One time while eating lasagna in a fancy restaurant with Susan, I turned to her and said, “if you were going to rob this restaurant, how would you go about it?” Caught off guard, she had no real response. “That’s okay,” I said, “here’s how I would do it.” I then went into great detail as to how my plan would unfold, complete with little X’s and O’s drawn out on napkins. By the time I was done I had everything planned out, down to which employees I was going to have to incapacitate.
“You’re insane,” Susan replied through a mouthful of spaghetti.
For a while, I was convinced that I was. Then I found this article on Wired, titled “Inside the Twisted Mind of the Security Professional.” From the article:
Security requires a particular mindset. Security professionals — at least the good ones — see the world differently. They can’t walk into a store without noticing how they might shoplift. They can’t use a computer without wondering about the security vulnerabilities. They can’t vote without trying to figure out how to vote twice. They just can’t help it. [...]
This kind of thinking is not natural for most people. It’s not natural for engineers. Good engineering involves thinking about how things can be made to work; the security mindset involves thinking about how things can be made to fail. It involves thinking like an attacker, an adversary or a criminal. You don’t have to exploit the vulnerabilities you find, but if you don’t see the world that way, you’ll never notice most security problems.
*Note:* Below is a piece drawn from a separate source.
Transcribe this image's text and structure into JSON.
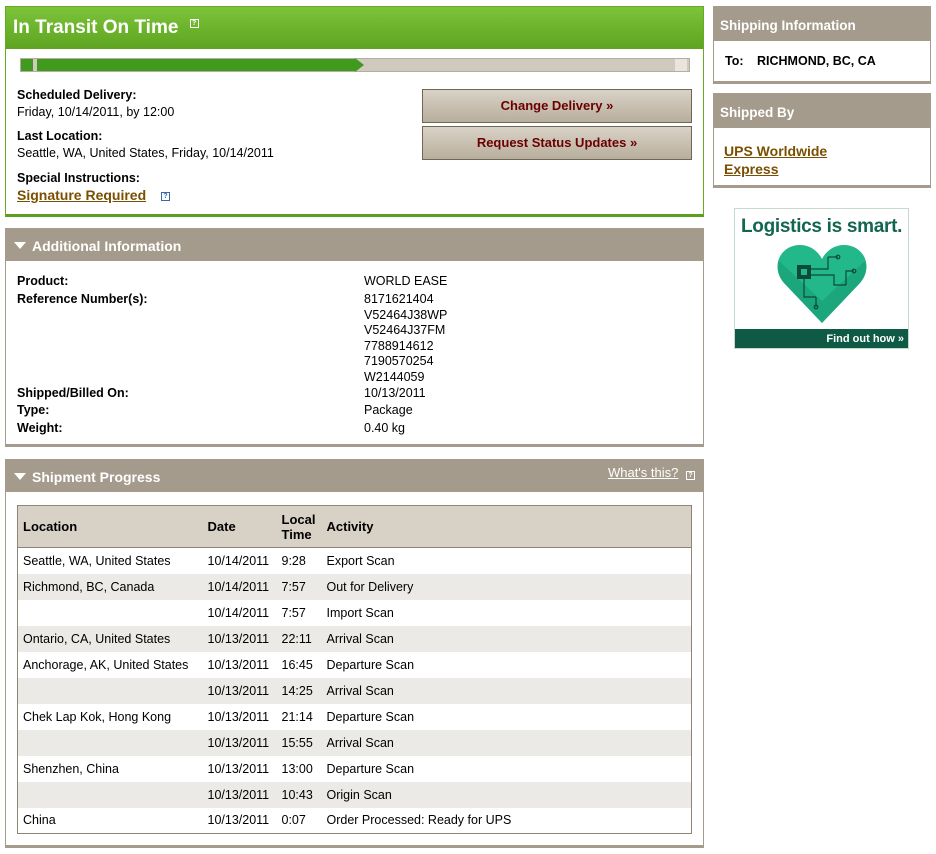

I’ve often speculated about how much of this is innate, and how much is teachable. In general, I think it’s a particular way of looking at the world, and that it’s far easier to teach someone domain expertise — cryptography or software security or safecracking or document forgery — than it is to teach someone a security mindset.
Yes! I’m normal! (Well …)
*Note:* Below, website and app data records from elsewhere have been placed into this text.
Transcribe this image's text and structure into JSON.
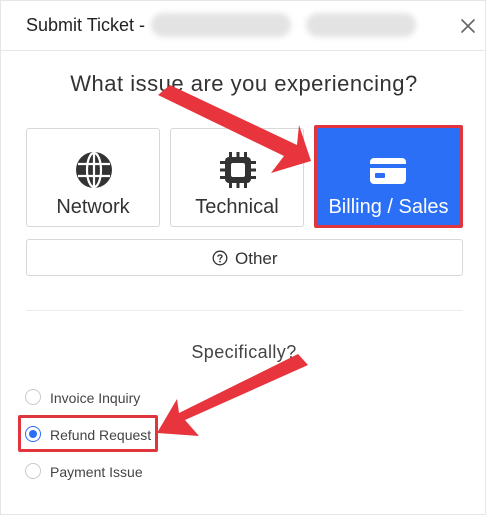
{
  "dialog": {
    "title": "Submit Ticket -",
    "close_icon": "close-icon"
  },
  "question": "What issue are you experiencing?",
  "categories": [
    {
      "label": "Network",
      "icon": "globe-icon",
      "selected": false
    },
    {
      "label": "Technical",
      "icon": "chip-icon",
      "selected": false
    },
    {
      "label": "Billing / Sales",
      "icon": "credit-card-icon",
      "selected": true
    }
  ],
  "other": {
    "label": "Other",
    "icon": "question-circle-icon"
  },
  "specifically": "Specifically?",
  "options": [
    {
      "label": "Invoice Inquiry",
      "checked": false
    },
    {
      "label": "Refund Request",
      "checked": true
    },
    {
      "label": "Payment Issue",
      "checked": false
    }
  ],
  "colors": {
    "accent": "#2a6ff5",
    "highlight": "#e0353d"
  }
}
That is exactly the way I see things. When I see web forms, I wonder if they’ll accept an apostrophe. When I see security tags at the store, I wonder how difficult (or easy) they are to remove. I’m the guy who, when bored at the mall, tries to figure out a way to remove the ATM machine. I’m the guy who drives around the neighborhood trying his car alarm remote and garage door opener at the end of your driveway. I’m the guy who shakes his head when you leave your car running outside the convenient store “just for a second”. I’m the guy who cringes when I hear you reading your credit card number over a cell phone or, God forbid, a cordless phone.
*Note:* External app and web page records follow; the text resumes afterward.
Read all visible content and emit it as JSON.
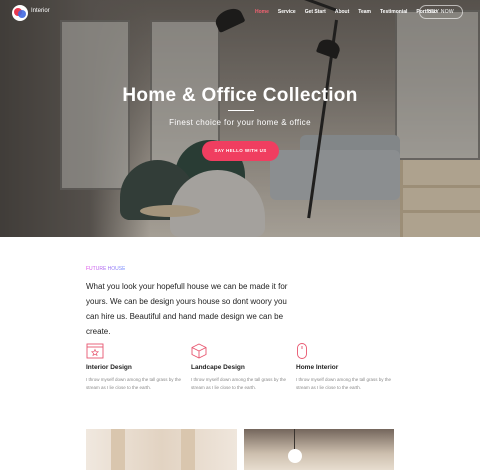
{
  "brand": {
    "name": "Interior"
  },
  "nav": {
    "items": [
      {
        "label": "Home",
        "active": true
      },
      {
        "label": "Service",
        "active": false
      },
      {
        "label": "Get Start",
        "active": false
      },
      {
        "label": "About",
        "active": false
      },
      {
        "label": "Team",
        "active": false
      },
      {
        "label": "Testimonial",
        "active": false
      },
      {
        "label": "Portfolio",
        "active": false
      }
    ],
    "buy_label": "BUY NOW"
  },
  "hero": {
    "title": "Home & Office Collection",
    "subtitle": "Finest choice for your home & office",
    "cta_label": "SAY HELLO WITH US"
  },
  "about": {
    "eyebrow": "FUTURE HOUSE",
    "lead": "What you look your hopefull house we can be made it for yours. We can be design yours house so dont woory you can hire us. Beautiful and hand made design we can be create."
  },
  "features": [
    {
      "icon": "window-frame-icon",
      "title": "Interior Design",
      "text": "I throw myself down among the tall grass by the stream as I lie close to the earth."
    },
    {
      "icon": "cube-icon",
      "title": "Landcape Design",
      "text": "I throw myself down among the tall grass by the stream as I lie close to the earth."
    },
    {
      "icon": "mouse-icon",
      "title": "Home Interior",
      "text": "I throw myself down among the tall grass by the stream as I lie close to the earth."
    }
  ],
  "colors": {
    "accent": "#f03e60",
    "nav_active": "#f26272",
    "icon": "#e8566f"
  }
}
I’m not a criminal. In fact, the world is safer because of people like me — like us. People like us came up with encryption, and tougher password requirements, and digital scrambling. We’re the reason cars are harder to hot wire and your social security number is no longer your driver license number. By noticing how unsafe things are, we make things safer.
So anyway, back to that restaurant. First you’ll need …